=== Information provided ===
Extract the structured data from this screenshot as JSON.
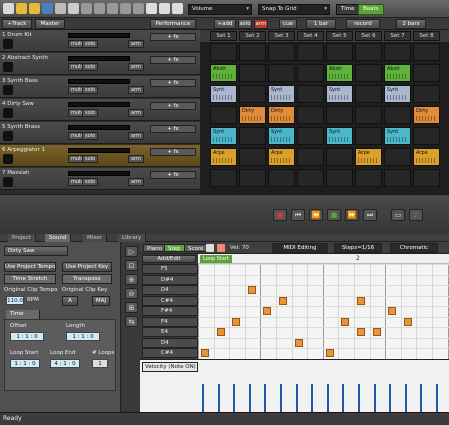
{
  "toolbar": {
    "volume_select": "Volume",
    "snap_select": "Snap To Grid",
    "time_label": "Time",
    "beats_label": "Beats"
  },
  "session_header": {
    "add_track": "+Track",
    "master": "Master",
    "performance": "Performance",
    "add_btn": "+add",
    "solo_btn": "solo",
    "arm_btn": "arm",
    "cue_btn": "cue",
    "bar_select": "1 bar",
    "record_select": "record",
    "bars_select": "2 bars",
    "sets": [
      "Set 1",
      "Set 2",
      "Set 3",
      "Set 4",
      "Set 5",
      "Set 6",
      "Set 7",
      "Set 8"
    ]
  },
  "tracks": [
    {
      "name": "1 Drum Kit",
      "selected": false
    },
    {
      "name": "2 Abstract Synth",
      "selected": false
    },
    {
      "name": "3 Synth Bass",
      "selected": false
    },
    {
      "name": "4 Dirty Saw",
      "selected": false
    },
    {
      "name": "5 Synth Brass",
      "selected": false
    },
    {
      "name": "6 Arpeggiator 1",
      "selected": true
    },
    {
      "name": "7 Messiah",
      "selected": false
    }
  ],
  "track_controls": {
    "mute": "mute",
    "solo": "solo",
    "arm": "arm",
    "fx": "+ fx"
  },
  "clips": [
    {
      "row": 1,
      "col": 0,
      "label": "Abstr",
      "color": "#5fb33c"
    },
    {
      "row": 1,
      "col": 4,
      "label": "Abstr",
      "color": "#5fb33c"
    },
    {
      "row": 1,
      "col": 6,
      "label": "Abstr",
      "color": "#5fb33c"
    },
    {
      "row": 2,
      "col": 0,
      "label": "Synt",
      "color": "#a9b7cf"
    },
    {
      "row": 2,
      "col": 2,
      "label": "Synt",
      "color": "#a9b7cf"
    },
    {
      "row": 2,
      "col": 4,
      "label": "Synt",
      "color": "#a9b7cf"
    },
    {
      "row": 2,
      "col": 6,
      "label": "Synt",
      "color": "#a9b7cf"
    },
    {
      "row": 3,
      "col": 1,
      "label": "Dirty",
      "color": "#e08c3a"
    },
    {
      "row": 3,
      "col": 2,
      "label": "Dirty",
      "color": "#e08c3a"
    },
    {
      "row": 3,
      "col": 7,
      "label": "Dirty",
      "color": "#e08c3a"
    },
    {
      "row": 4,
      "col": 0,
      "label": "Synt",
      "color": "#4bb7c9"
    },
    {
      "row": 4,
      "col": 2,
      "label": "Synt",
      "color": "#4bb7c9"
    },
    {
      "row": 4,
      "col": 4,
      "label": "Synt",
      "color": "#4bb7c9"
    },
    {
      "row": 4,
      "col": 6,
      "label": "Synt",
      "color": "#4bb7c9"
    },
    {
      "row": 5,
      "col": 0,
      "label": "Arpe",
      "color": "#d9a12a"
    },
    {
      "row": 5,
      "col": 2,
      "label": "Arpe",
      "color": "#d9a12a"
    },
    {
      "row": 5,
      "col": 5,
      "label": "Arpe",
      "color": "#d9a12a"
    },
    {
      "row": 5,
      "col": 7,
      "label": "Arpe",
      "color": "#d9a12a"
    }
  ],
  "bottom_tabs": [
    "Project",
    "Sound",
    "Mixer",
    "Library"
  ],
  "sound_panel": {
    "instrument": "Dirty Saw",
    "use_project_tempo": "Use Project Tempo",
    "use_project_key": "Use Project Key",
    "time_stretch": "Time Stretch",
    "transpose": "Transpose",
    "orig_tempo_label": "Original Clip Tempo",
    "orig_key_label": "Original Clip Key",
    "tempo_value": "110.0",
    "bpm": "BPM",
    "key_value": "A",
    "key_mode": "MAJ",
    "time_tab": "Time",
    "offset_label": "Offset",
    "offset_value": "1 : 1 : 0",
    "length_label": "Length",
    "length_value": "1 : 1 : 0",
    "loop_start_label": "Loop Start",
    "loop_start_value": "1 : 1 : 0",
    "loop_end_label": "Loop End",
    "loop_end_value": "4 : 1 : 0",
    "loops_label": "# Loops",
    "loops_value": "1"
  },
  "piano_toolbar": {
    "piano": "Piano",
    "step": "Step",
    "score": "Score",
    "vel": "Vel: 70",
    "midi_editing": "MIDI Editing",
    "steps": "Steps=1/16",
    "scale": "Chromatic",
    "add_edit": "Add/Edit",
    "marker_start": "Loop Start",
    "marker_2": "2"
  },
  "keys": [
    "F5",
    "D#4",
    "D4",
    "C#4",
    "F#4",
    "F4",
    "E4",
    "D4",
    "C#4"
  ],
  "notes": [
    {
      "r": 1,
      "c": 3
    },
    {
      "r": 2,
      "c": 5
    },
    {
      "r": 2,
      "c": 10
    },
    {
      "r": 3,
      "c": 4
    },
    {
      "r": 3,
      "c": 12
    },
    {
      "r": 4,
      "c": 2
    },
    {
      "r": 4,
      "c": 9
    },
    {
      "r": 4,
      "c": 13
    },
    {
      "r": 5,
      "c": 1
    },
    {
      "r": 5,
      "c": 10
    },
    {
      "r": 5,
      "c": 11
    },
    {
      "r": 6,
      "c": 6
    },
    {
      "r": 7,
      "c": 0
    },
    {
      "r": 7,
      "c": 8
    }
  ],
  "velocity_label": "Velocity (Note ON)",
  "status": "Ready"
}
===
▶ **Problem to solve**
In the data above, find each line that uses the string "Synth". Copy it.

▶ **Written response**
      "name": "2 Abstract Synth",
      "name": "3 Synth Bass",
      "name": "5 Synth Brass",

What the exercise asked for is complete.